• _REQUIRED ACTION_
Could you filter the records below and keep only the lines with the word "text"?

• _RECORDS PROVIDED_
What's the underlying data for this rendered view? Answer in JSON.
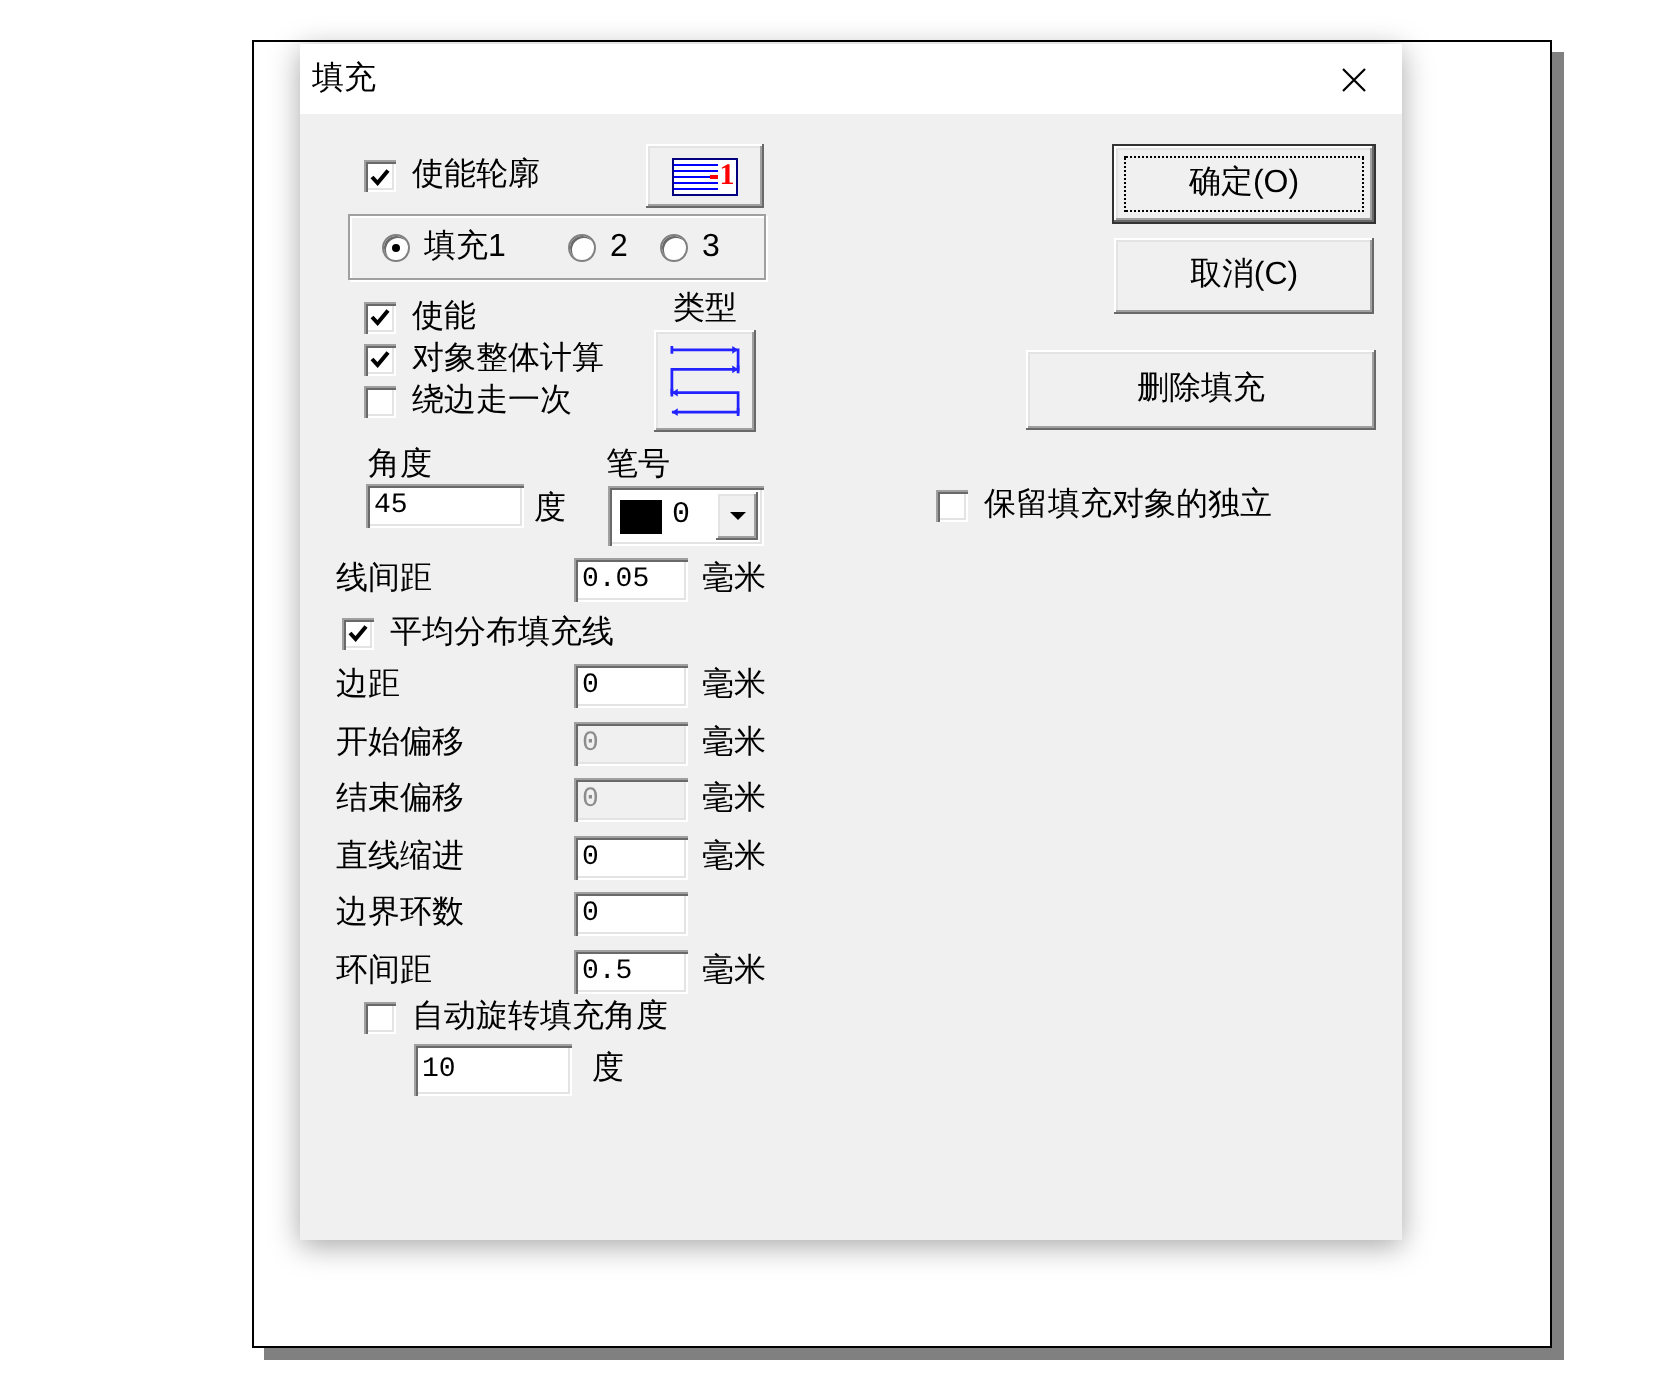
{
  "window": {
    "title": "填充"
  },
  "outline": {
    "label": "使能轮廓",
    "checked": true,
    "preview_mark": "1"
  },
  "fill_slots": [
    {
      "label": "填充1",
      "selected": true
    },
    {
      "label": "2",
      "selected": false
    },
    {
      "label": "3",
      "selected": false
    }
  ],
  "options": [
    {
      "label": "使能",
      "checked": true
    },
    {
      "label": "对象整体计算",
      "checked": true
    },
    {
      "label": "绕边走一次",
      "checked": false
    }
  ],
  "fill_type": {
    "label": "类型"
  },
  "angle": {
    "label": "角度",
    "value": "45",
    "unit": "度"
  },
  "pen": {
    "label": "笔号",
    "value": "0",
    "color": "#000000"
  },
  "line_spacing": {
    "label": "线间距",
    "value": "0.05",
    "unit": "毫米"
  },
  "even_distribution": {
    "label": "平均分布填充线",
    "checked": true
  },
  "offsets": [
    {
      "label": "边距",
      "value": "0",
      "unit": "毫米",
      "disabled": false
    },
    {
      "label": "开始偏移",
      "value": "0",
      "unit": "毫米",
      "disabled": true
    },
    {
      "label": "结束偏移",
      "value": "0",
      "unit": "毫米",
      "disabled": true
    },
    {
      "label": "直线缩进",
      "value": "0",
      "unit": "毫米",
      "disabled": false
    },
    {
      "label": "边界环数",
      "value": "0",
      "disabled": false
    },
    {
      "label": "环间距",
      "value": "0.5",
      "unit": "毫米",
      "disabled": false
    }
  ],
  "auto_rotate": {
    "label": "自动旋转填充角度",
    "checked": false
  },
  "rotate_step": {
    "value": "10",
    "unit": "度"
  },
  "buttons": [
    {
      "label": "确定(O)",
      "default": true
    },
    {
      "label": "取消(C)",
      "default": false
    }
  ],
  "delete_fill": {
    "label": "删除填充"
  },
  "keep_independent": {
    "label": "保留填充对象的独立",
    "checked": false
  }
}
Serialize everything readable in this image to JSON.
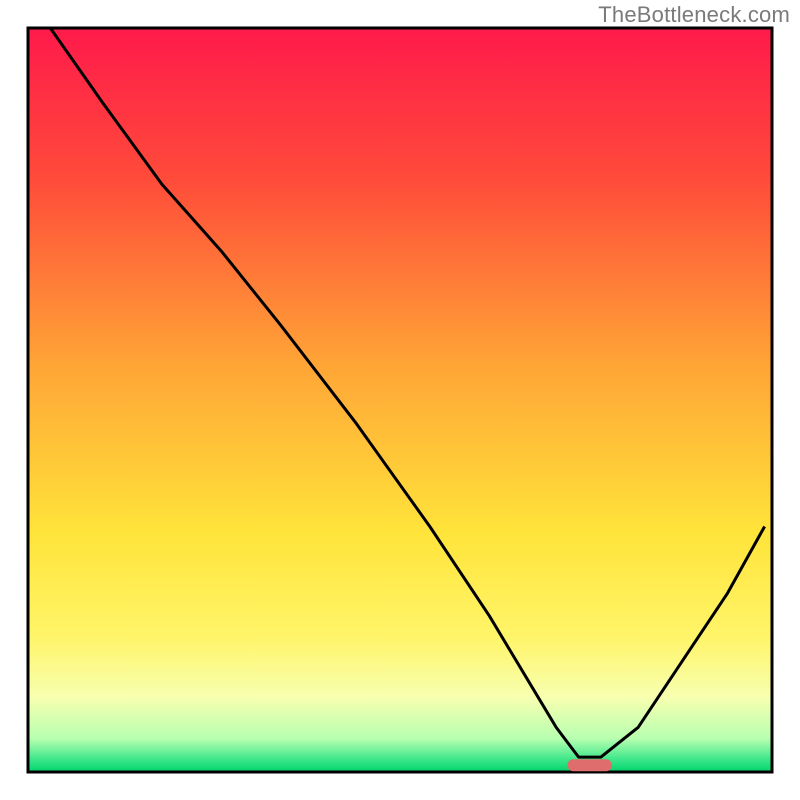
{
  "watermark": "TheBottleneck.com",
  "chart_data": {
    "type": "line",
    "title": "",
    "xlabel": "",
    "ylabel": "",
    "xlim": [
      0,
      100
    ],
    "ylim": [
      0,
      100
    ],
    "axes_visible": false,
    "grid": false,
    "gradient_background": {
      "stops": [
        {
          "pos": 0.0,
          "color": "#ff1a4b"
        },
        {
          "pos": 0.2,
          "color": "#ff4a3a"
        },
        {
          "pos": 0.45,
          "color": "#ffa436"
        },
        {
          "pos": 0.68,
          "color": "#ffe43a"
        },
        {
          "pos": 0.82,
          "color": "#fff56a"
        },
        {
          "pos": 0.9,
          "color": "#f7ffb0"
        },
        {
          "pos": 0.955,
          "color": "#b8ffb0"
        },
        {
          "pos": 0.985,
          "color": "#35e587"
        },
        {
          "pos": 1.0,
          "color": "#00d46a"
        }
      ]
    },
    "series": [
      {
        "name": "bottleneck-curve",
        "color": "#000000",
        "x": [
          3,
          10,
          18,
          22,
          26,
          34,
          44,
          54,
          62,
          68,
          71,
          74,
          77,
          82,
          88,
          94,
          99
        ],
        "values": [
          100,
          90,
          79,
          74.5,
          70,
          60,
          47,
          33,
          21,
          11,
          6,
          2,
          2,
          6,
          15,
          24,
          33
        ]
      }
    ],
    "marker": {
      "name": "optimal-range",
      "color": "#e06d6d",
      "x_start": 72.5,
      "x_end": 78.5,
      "y": 0.9
    }
  }
}
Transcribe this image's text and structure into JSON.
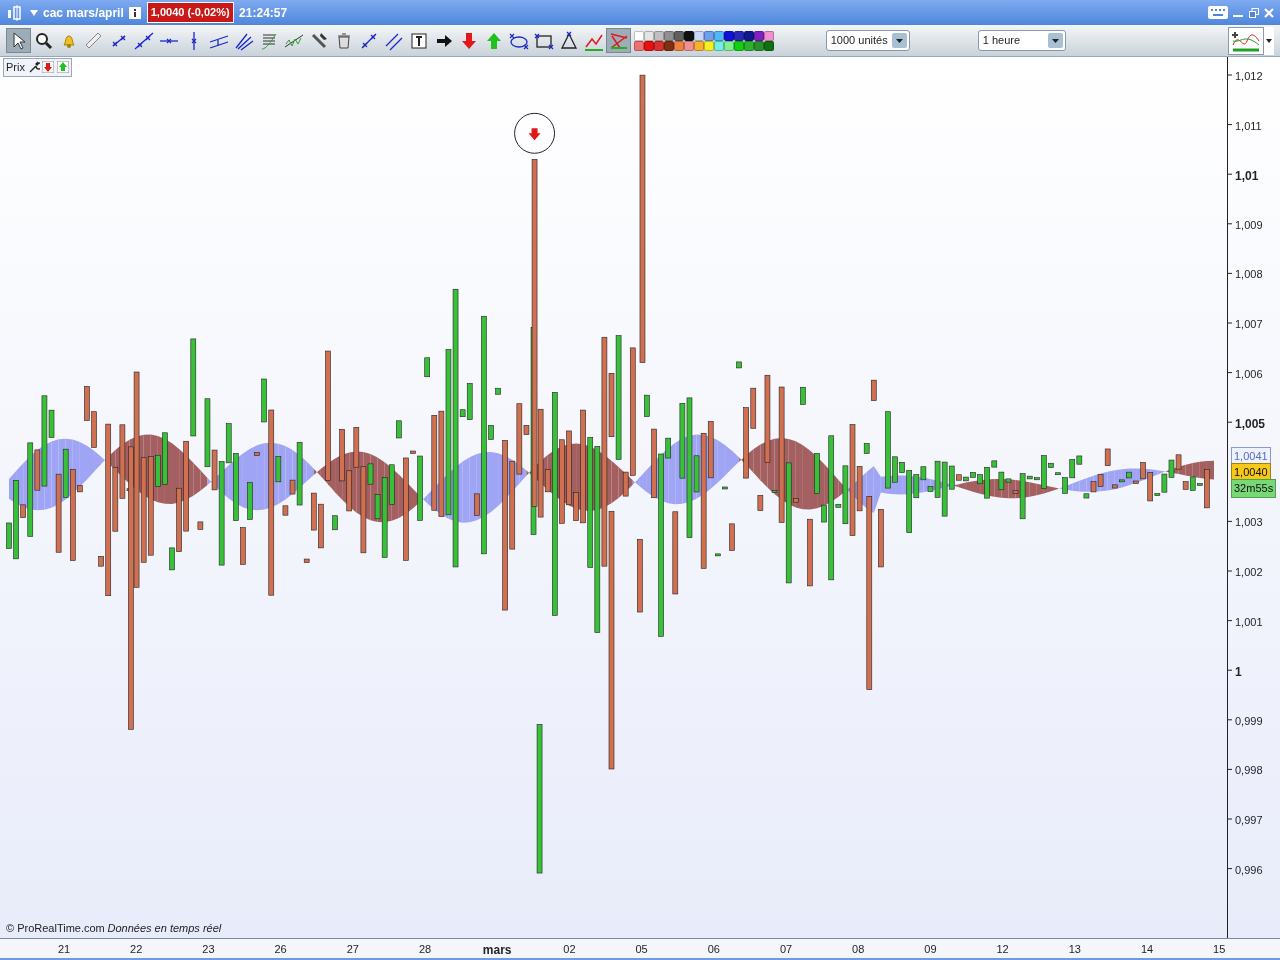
{
  "window": {
    "title": "cac mars/april",
    "price": "1,0040 (-0,02%)",
    "time": "21:24:57"
  },
  "toolbar": {
    "tools": [
      {
        "kind": "pointer",
        "selected": true
      },
      {
        "kind": "zoom",
        "selected": false
      },
      {
        "kind": "bell",
        "selected": false
      },
      {
        "kind": "ruler",
        "selected": false
      },
      {
        "kind": "segment",
        "selected": false
      },
      {
        "kind": "line",
        "selected": false
      },
      {
        "kind": "hline",
        "selected": false
      },
      {
        "kind": "vline",
        "selected": false
      },
      {
        "kind": "channel",
        "selected": false
      },
      {
        "kind": "fan",
        "selected": false
      },
      {
        "kind": "fib",
        "selected": false
      },
      {
        "kind": "wave",
        "selected": false
      },
      {
        "kind": "hammer",
        "selected": false
      },
      {
        "kind": "trash",
        "selected": false
      },
      {
        "kind": "cross",
        "selected": false
      },
      {
        "kind": "parallel",
        "selected": false
      },
      {
        "kind": "text",
        "selected": false
      },
      {
        "kind": "arrow-black",
        "selected": false
      },
      {
        "kind": "arrow-down",
        "selected": false
      },
      {
        "kind": "arrow-up",
        "selected": false
      },
      {
        "kind": "ellipse",
        "selected": false
      },
      {
        "kind": "rectangle",
        "selected": false
      },
      {
        "kind": "triangle",
        "selected": false
      },
      {
        "kind": "trend",
        "selected": false
      },
      {
        "kind": "signal",
        "selected": true
      }
    ],
    "palette": [
      {
        "color": "#ffffff"
      },
      {
        "color": "#e4e4e4"
      },
      {
        "color": "#c0c0c0"
      },
      {
        "color": "#909090"
      },
      {
        "color": "#606060"
      },
      {
        "color": "#101010"
      },
      {
        "color": "#c8d8f8"
      },
      {
        "color": "#6fa0f0"
      },
      {
        "color": "#50b8f8"
      },
      {
        "color": "#1010d8"
      },
      {
        "color": "#2828b8"
      },
      {
        "color": "#101890"
      },
      {
        "color": "#8020c0"
      },
      {
        "color": "#f090d0"
      },
      {
        "color": "#f07070"
      },
      {
        "color": "#e81010"
      },
      {
        "color": "#d83030"
      },
      {
        "color": "#803010"
      },
      {
        "color": "#f08040"
      },
      {
        "color": "#f09090"
      },
      {
        "color": "#f8b030"
      },
      {
        "color": "#f8f020"
      },
      {
        "color": "#70f0e0"
      },
      {
        "color": "#80f090"
      },
      {
        "color": "#10d010"
      },
      {
        "color": "#30b030"
      },
      {
        "color": "#289028"
      },
      {
        "color": "#107010"
      }
    ],
    "units": "1000 unités",
    "period": "1 heure"
  },
  "panel": {
    "label": "Prix"
  },
  "price_axis": {
    "ticks": [
      {
        "label": "1,012",
        "major": false
      },
      {
        "label": "1,011",
        "major": false
      },
      {
        "label": "1,01",
        "major": true
      },
      {
        "label": "1,009",
        "major": false
      },
      {
        "label": "1,008",
        "major": false
      },
      {
        "label": "1,007",
        "major": false
      },
      {
        "label": "1,006",
        "major": false
      },
      {
        "label": "1,005",
        "major": true
      },
      {
        "label": "1,003",
        "major": false
      },
      {
        "label": "1,002",
        "major": false
      },
      {
        "label": "1,001",
        "major": false
      },
      {
        "label": "1",
        "major": true
      },
      {
        "label": "0,999",
        "major": false
      },
      {
        "label": "0,998",
        "major": false
      },
      {
        "label": "0,997",
        "major": false
      },
      {
        "label": "0,996",
        "major": false
      }
    ],
    "cloud_label": "1,0041",
    "last_price": "1,0040",
    "countdown": "32m55s"
  },
  "time_axis": {
    "ticks": [
      {
        "label": "21",
        "major": false
      },
      {
        "label": "22",
        "major": false
      },
      {
        "label": "23",
        "major": false
      },
      {
        "label": "26",
        "major": false
      },
      {
        "label": "27",
        "major": false
      },
      {
        "label": "28",
        "major": false
      },
      {
        "label": "mars",
        "major": true
      },
      {
        "label": "02",
        "major": false
      },
      {
        "label": "05",
        "major": false
      },
      {
        "label": "06",
        "major": false
      },
      {
        "label": "07",
        "major": false
      },
      {
        "label": "08",
        "major": false
      },
      {
        "label": "09",
        "major": false
      },
      {
        "label": "12",
        "major": false
      },
      {
        "label": "13",
        "major": false
      },
      {
        "label": "14",
        "major": false
      },
      {
        "label": "15",
        "major": false
      }
    ]
  },
  "footer": {
    "copyright": "© ProRealTime.com",
    "source": "Données en temps réel"
  }
}
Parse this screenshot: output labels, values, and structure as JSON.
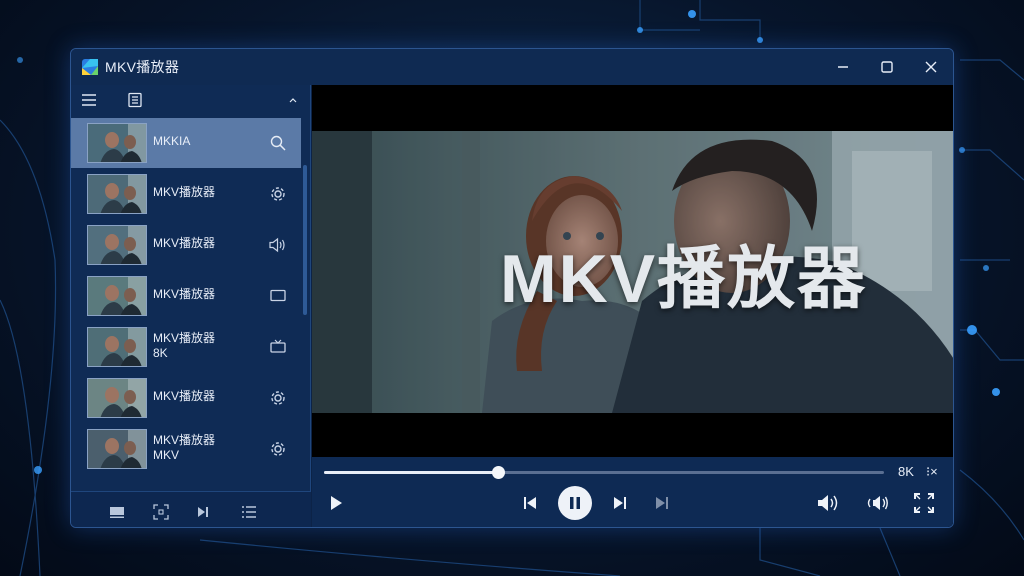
{
  "window": {
    "title": "MKV播放器"
  },
  "sidebar": {
    "items": [
      {
        "label": "MKKIA",
        "sub": "",
        "icon": "search-icon",
        "selected": true
      },
      {
        "label": "MKV播放器",
        "sub": "",
        "icon": "gear-icon",
        "selected": false
      },
      {
        "label": "MKV播放器",
        "sub": "",
        "icon": "speaker-icon",
        "selected": false
      },
      {
        "label": "MKV播放器",
        "sub": "",
        "icon": "screen-icon",
        "selected": false
      },
      {
        "label": "MKV播放器",
        "sub": "8K",
        "icon": "tv-icon",
        "selected": false
      },
      {
        "label": "MKV播放器",
        "sub": "",
        "icon": "gear-icon",
        "selected": false
      },
      {
        "label": "MKV播放器",
        "sub": "MKV",
        "icon": "gear-icon",
        "selected": false
      }
    ]
  },
  "video": {
    "overlay_title": "MKV播放器"
  },
  "playback": {
    "progress_fraction": 0.31,
    "quality_label": "8K",
    "speed_label": "⁝×"
  },
  "colors": {
    "accent": "#2c5590",
    "window_bg": "#0c2347",
    "selected_row": "#5b7aa7"
  }
}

• _COMPLETED EXERCISE_
Transcribe this image's text and structure into JSON.
        "kind": "text",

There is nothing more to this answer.